In 2006 Scott called for “further diversity of voices” on the ABC. Recently the public broadcaster announced a range of new talent as presenters for its TV and radio programs in 2012. The list includes academic Waleed Aly, The Chaser‘s Julian Morrow, journalist Andrew West and comedian Josh Thomas. All are talented. Not one is a conservative.

There is no conspiracy here. It’s just that in the ABC, as in universities, politically like appoints like. Mike Carlton, who is not a critic of the public broadcaster, last August depicted ABC functions as events ”where almost everyone seems to be married to, living with or divorced from somebody else in the room”.

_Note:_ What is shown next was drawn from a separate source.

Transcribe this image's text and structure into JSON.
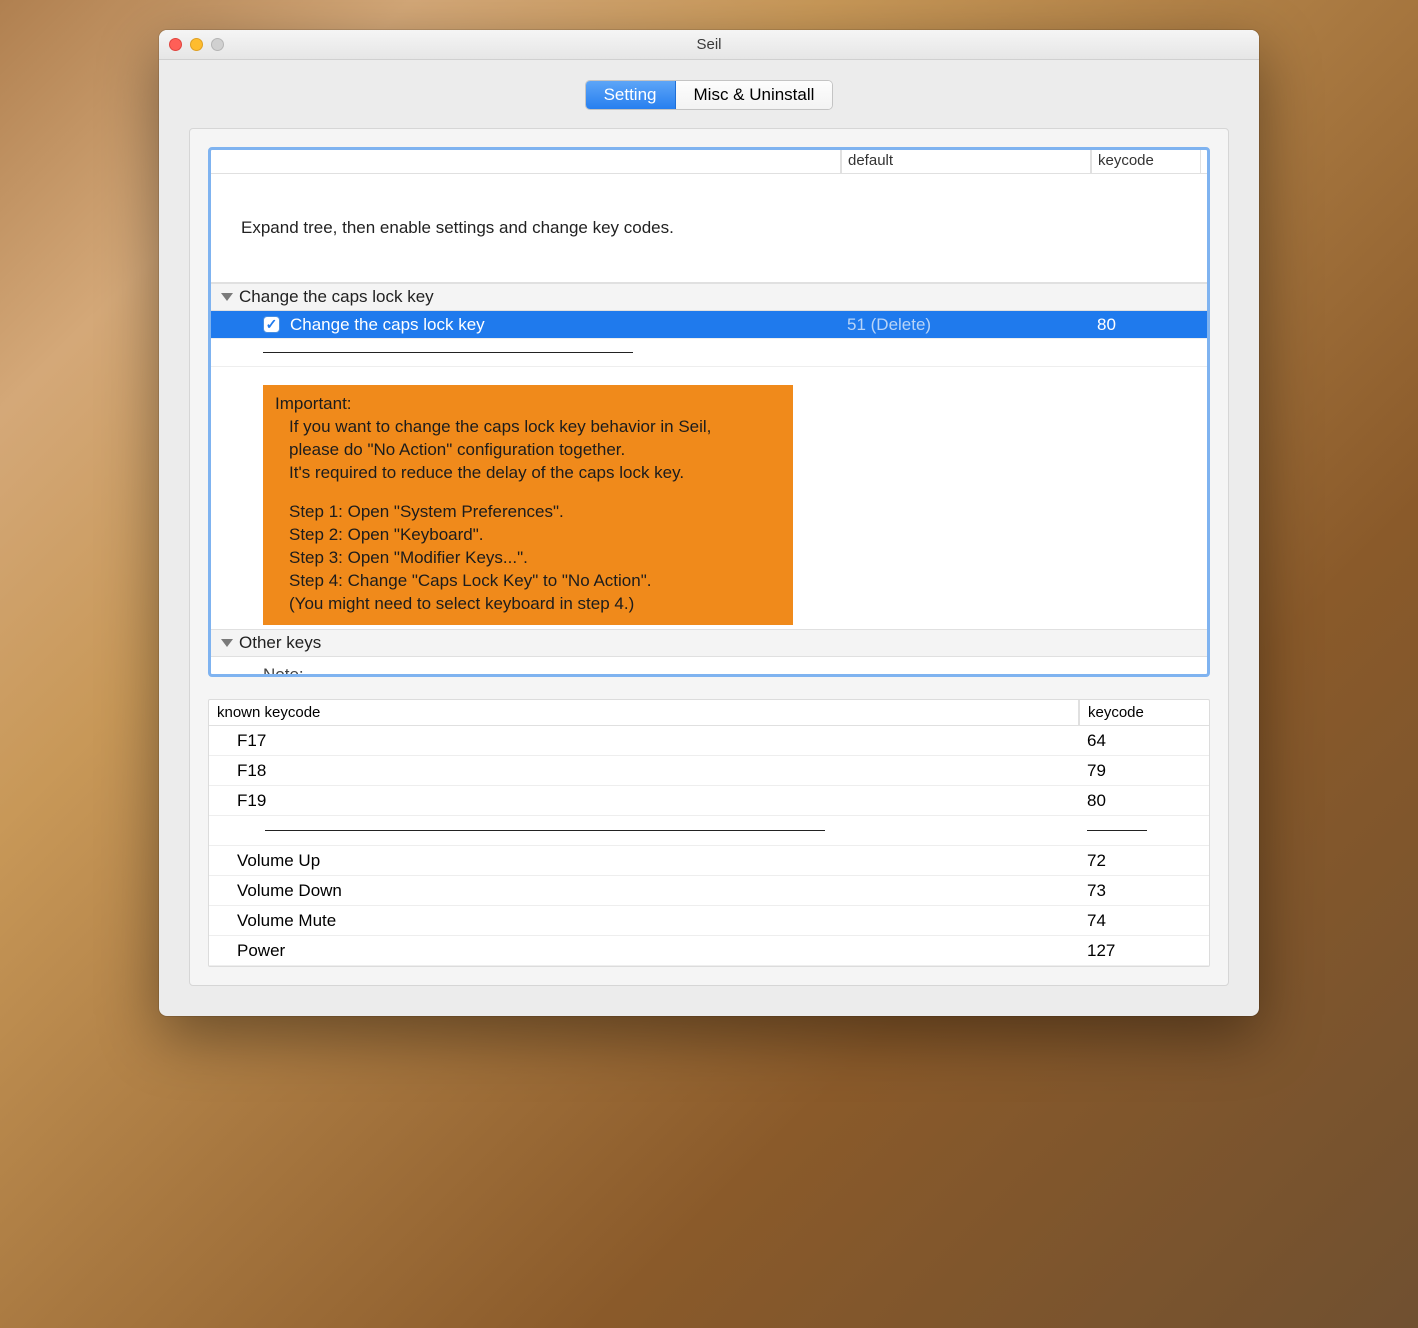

Nor is it a case of the ABC being pro-Labor. In fact, as K.S. Inglis documents in his 2006 book Whose ABC?, the prime minister who was most critical of the ABC’s lack of political balance was Labor’s Bob Hawke – not the Coalition’s John Howard. At issue was the public broadcaster’s coverage of the first Gulf War.

Scott’s view that the ABC should engage in “soft power”, and represent Australia’s international interests through broadcasting, has been sanctioned by the Gillard government. It awarded the Australia Network contract to the ABC in perpetuity without competitive tendering. The problem with the existing service is not merely that it is boring. It also reflects the ABC house culture of criticising both Labor and the Coalition from the left.

Regular ABC viewers/listeners know that the predominant position heard on the public broadcaster is to criticise Labor or the Coalition on human rights matters (asylum seekers, same sex marriage, anti-terrorism legislation), on foreign policy (the Australian-American alliance, Israel) and on economic reform (labour market deregulation).

The appointment of even one prominent conservative as a presenter of even one significant ABC program would not resolve this long-standing imbalance. But it might indicate that Scott’s promise was about to be implemented, albeit half a decade after it was made.

Gerard Henderson is executive director of the Sydney Institute.